> _Problem details_:
Find and copy the lines in the records beneath this task that contain the word "DependencyInjection".

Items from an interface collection
*-*-*

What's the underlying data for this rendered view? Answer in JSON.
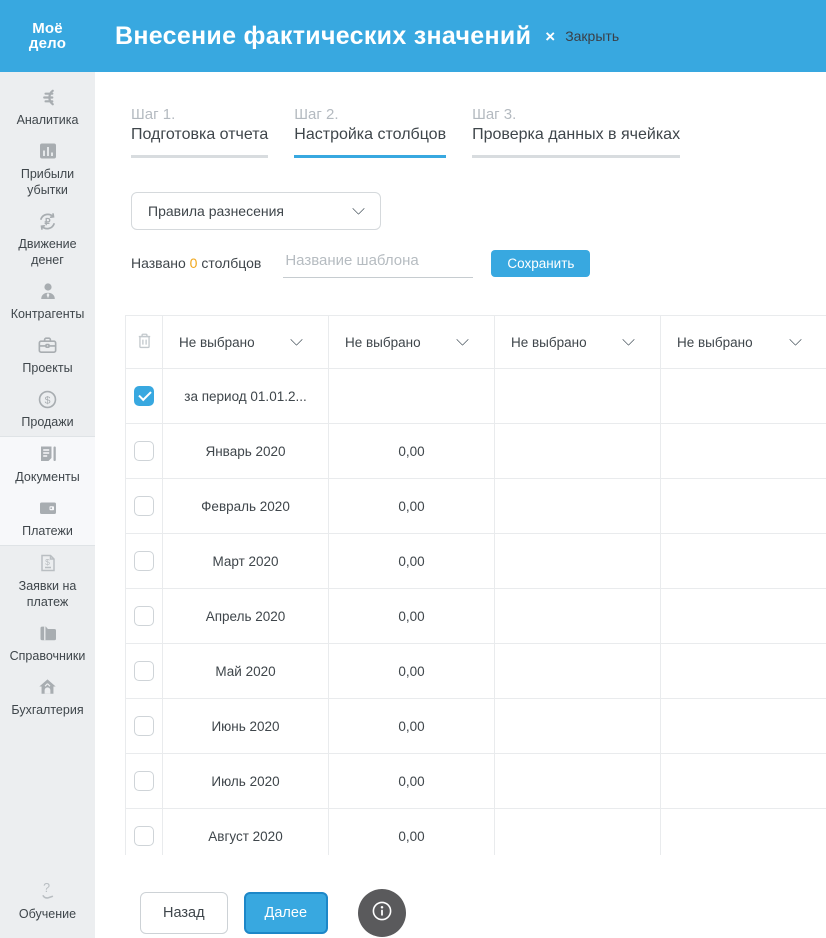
{
  "header": {
    "logo_top": "Моё",
    "logo_bottom": "дело",
    "title": "Внесение фактических значений",
    "close_x": "×",
    "close_label": "Закрыть"
  },
  "sidebar": {
    "items": [
      {
        "lines": [
          "Аналитика"
        ],
        "highlight": false
      },
      {
        "lines": [
          "Прибыли",
          "убытки"
        ],
        "highlight": false
      },
      {
        "lines": [
          "Движение",
          "денег"
        ],
        "highlight": false
      },
      {
        "lines": [
          "Контрагенты"
        ],
        "highlight": false
      },
      {
        "lines": [
          "Проекты"
        ],
        "highlight": false
      },
      {
        "lines": [
          "Продажи"
        ],
        "highlight": false
      },
      {
        "lines": [
          "Документы"
        ],
        "highlight": true
      },
      {
        "lines": [
          "Платежи"
        ],
        "highlight": true
      },
      {
        "lines": [
          "Заявки на",
          "платеж"
        ],
        "highlight": false
      },
      {
        "lines": [
          "Справочники"
        ],
        "highlight": false
      },
      {
        "lines": [
          "Бухгалтерия"
        ],
        "highlight": false
      }
    ],
    "bottom_item": {
      "lines": [
        "Обучение"
      ]
    }
  },
  "steps": [
    {
      "num": "Шаг 1.",
      "label": "Подготовка отчета",
      "active": false
    },
    {
      "num": "Шаг 2.",
      "label": "Настройка столбцов",
      "active": true
    },
    {
      "num": "Шаг 3.",
      "label": "Проверка данных в ячейках",
      "active": false
    }
  ],
  "controls": {
    "rules_dropdown_value": "Правила разнесения",
    "named_prefix": "Названо",
    "named_count": "0",
    "named_suffix": "столбцов",
    "template_name_placeholder": "Название шаблона",
    "save_button": "Сохранить"
  },
  "table": {
    "column_headers": [
      "Не выбрано",
      "Не выбрано",
      "Не выбрано",
      "Не выбрано"
    ],
    "rows": [
      {
        "checked": true,
        "cells": [
          "за период 01.01.2...",
          "",
          "",
          ""
        ]
      },
      {
        "checked": false,
        "cells": [
          "Январь 2020",
          "0,00",
          "",
          ""
        ]
      },
      {
        "checked": false,
        "cells": [
          "Февраль 2020",
          "0,00",
          "",
          ""
        ]
      },
      {
        "checked": false,
        "cells": [
          "Март 2020",
          "0,00",
          "",
          ""
        ]
      },
      {
        "checked": false,
        "cells": [
          "Апрель 2020",
          "0,00",
          "",
          ""
        ]
      },
      {
        "checked": false,
        "cells": [
          "Май 2020",
          "0,00",
          "",
          ""
        ]
      },
      {
        "checked": false,
        "cells": [
          "Июнь 2020",
          "0,00",
          "",
          ""
        ]
      },
      {
        "checked": false,
        "cells": [
          "Июль 2020",
          "0,00",
          "",
          ""
        ]
      },
      {
        "checked": false,
        "cells": [
          "Август 2020",
          "0,00",
          "",
          ""
        ]
      }
    ]
  },
  "footer": {
    "back_button": "Назад",
    "next_button": "Далее"
  },
  "colors": {
    "header_bg": "#38a8e0",
    "accent_blue": "#38a8e0",
    "count_orange": "#f0a71c",
    "next_button_border": "#1d87c8",
    "info_circle_bg": "#5a5a5c",
    "sidebar_bg": "#eceef0"
  }
}
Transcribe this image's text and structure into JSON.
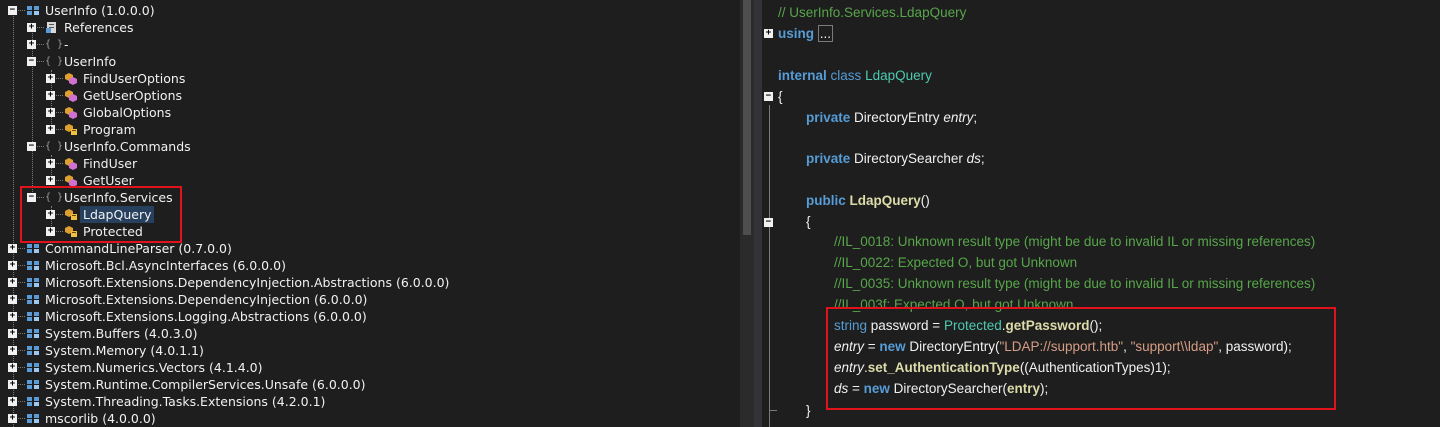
{
  "tree": {
    "items": [
      {
        "label": "UserInfo (1.0.0.0)",
        "level": 0,
        "icon": "assembly-icon",
        "state": "expanded"
      },
      {
        "label": "References",
        "level": 1,
        "icon": "references-icon",
        "state": "collapsed"
      },
      {
        "label": "-",
        "level": 1,
        "icon": "namespace-icon",
        "state": "collapsed"
      },
      {
        "label": "UserInfo",
        "level": 1,
        "icon": "namespace-icon",
        "state": "expanded"
      },
      {
        "label": "FindUserOptions",
        "level": 2,
        "icon": "class-icon",
        "state": "collapsed"
      },
      {
        "label": "GetUserOptions",
        "level": 2,
        "icon": "class-icon",
        "state": "collapsed"
      },
      {
        "label": "GlobalOptions",
        "level": 2,
        "icon": "class-icon",
        "state": "collapsed"
      },
      {
        "label": "Program",
        "level": 2,
        "icon": "internal-class-icon",
        "state": "collapsed"
      },
      {
        "label": "UserInfo.Commands",
        "level": 1,
        "icon": "namespace-icon",
        "state": "expanded"
      },
      {
        "label": "FindUser",
        "level": 2,
        "icon": "class-icon",
        "state": "collapsed"
      },
      {
        "label": "GetUser",
        "level": 2,
        "icon": "class-icon",
        "state": "collapsed"
      },
      {
        "label": "UserInfo.Services",
        "level": 1,
        "icon": "namespace-icon",
        "state": "expanded"
      },
      {
        "label": "LdapQuery",
        "level": 2,
        "icon": "internal-class-icon",
        "state": "collapsed",
        "selected": true
      },
      {
        "label": "Protected",
        "level": 2,
        "icon": "internal-class-icon",
        "state": "collapsed"
      },
      {
        "label": "CommandLineParser (0.7.0.0)",
        "level": 0,
        "icon": "assembly-icon",
        "state": "collapsed"
      },
      {
        "label": "Microsoft.Bcl.AsyncInterfaces (6.0.0.0)",
        "level": 0,
        "icon": "assembly-icon",
        "state": "collapsed"
      },
      {
        "label": "Microsoft.Extensions.DependencyInjection.Abstractions (6.0.0.0)",
        "level": 0,
        "icon": "assembly-icon",
        "state": "collapsed"
      },
      {
        "label": "Microsoft.Extensions.DependencyInjection (6.0.0.0)",
        "level": 0,
        "icon": "assembly-icon",
        "state": "collapsed"
      },
      {
        "label": "Microsoft.Extensions.Logging.Abstractions (6.0.0.0)",
        "level": 0,
        "icon": "assembly-icon",
        "state": "collapsed"
      },
      {
        "label": "System.Buffers (4.0.3.0)",
        "level": 0,
        "icon": "assembly-icon",
        "state": "collapsed"
      },
      {
        "label": "System.Memory (4.0.1.1)",
        "level": 0,
        "icon": "assembly-icon",
        "state": "collapsed"
      },
      {
        "label": "System.Numerics.Vectors (4.1.4.0)",
        "level": 0,
        "icon": "assembly-icon",
        "state": "collapsed"
      },
      {
        "label": "System.Runtime.CompilerServices.Unsafe (6.0.0.0)",
        "level": 0,
        "icon": "assembly-icon",
        "state": "collapsed"
      },
      {
        "label": "System.Threading.Tasks.Extensions (4.2.0.1)",
        "level": 0,
        "icon": "assembly-icon",
        "state": "collapsed"
      },
      {
        "label": "mscorlib (4.0.0.0)",
        "level": 0,
        "icon": "assembly-icon",
        "state": "collapsed"
      }
    ]
  },
  "code": {
    "header_comment": "// UserInfo.Services.LdapQuery",
    "using_kw": "using",
    "using_ellipsis": "...",
    "class_kw1": "internal",
    "class_kw2": "class",
    "class_name": "LdapQuery",
    "open_brace": "{",
    "field1_kw": "private",
    "field1_type": "DirectoryEntry",
    "field1_name": "entry",
    "field2_kw": "private",
    "field2_type": "DirectorySearcher",
    "field2_name": "ds",
    "ctor_kw": "public",
    "ctor_name": "LdapQuery",
    "ctor_parens": "()",
    "ctor_open": "{",
    "comments": [
      "//IL_0018: Unknown result type (might be due to invalid IL or missing references)",
      "//IL_0022: Expected O, but got Unknown",
      "//IL_0035: Unknown result type (might be due to invalid IL or missing references)",
      "//IL_003f: Expected O, but got Unknown"
    ],
    "l1": {
      "t1": "string",
      "t2": " password = ",
      "t3": "Protected",
      "t4": ".",
      "t5": "getPassword",
      "t6": "();"
    },
    "l2": {
      "t1": "entry",
      "t2": " = ",
      "t3": "new",
      "t4": " DirectoryEntry(",
      "t5": "\"LDAP://support.htb\"",
      "t6": ", ",
      "t7": "\"support\\\\ldap\"",
      "t8": ", password);"
    },
    "l3": {
      "t1": "entry",
      "t2": ".",
      "t3": "set_AuthenticationType",
      "t4": "((AuthenticationTypes)1);"
    },
    "l4": {
      "t1": "ds",
      "t2": " = ",
      "t3": "new",
      "t4": " DirectorySearcher(",
      "t5": "entry",
      "t6": ");"
    },
    "ctor_close": "}"
  },
  "colors": {
    "highlight_box": "#e0121c",
    "selection": "#27405e",
    "keyword": "#569cd6",
    "type": "#4ec9b0",
    "comment": "#57a64a",
    "string": "#d69d85"
  }
}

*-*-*

> _Task answer_:
        "label": "Microsoft.Extensions.DependencyInjection.Abstractions (6.0.0.0)",
        "label": "Microsoft.Extensions.DependencyInjection (6.0.0.0)",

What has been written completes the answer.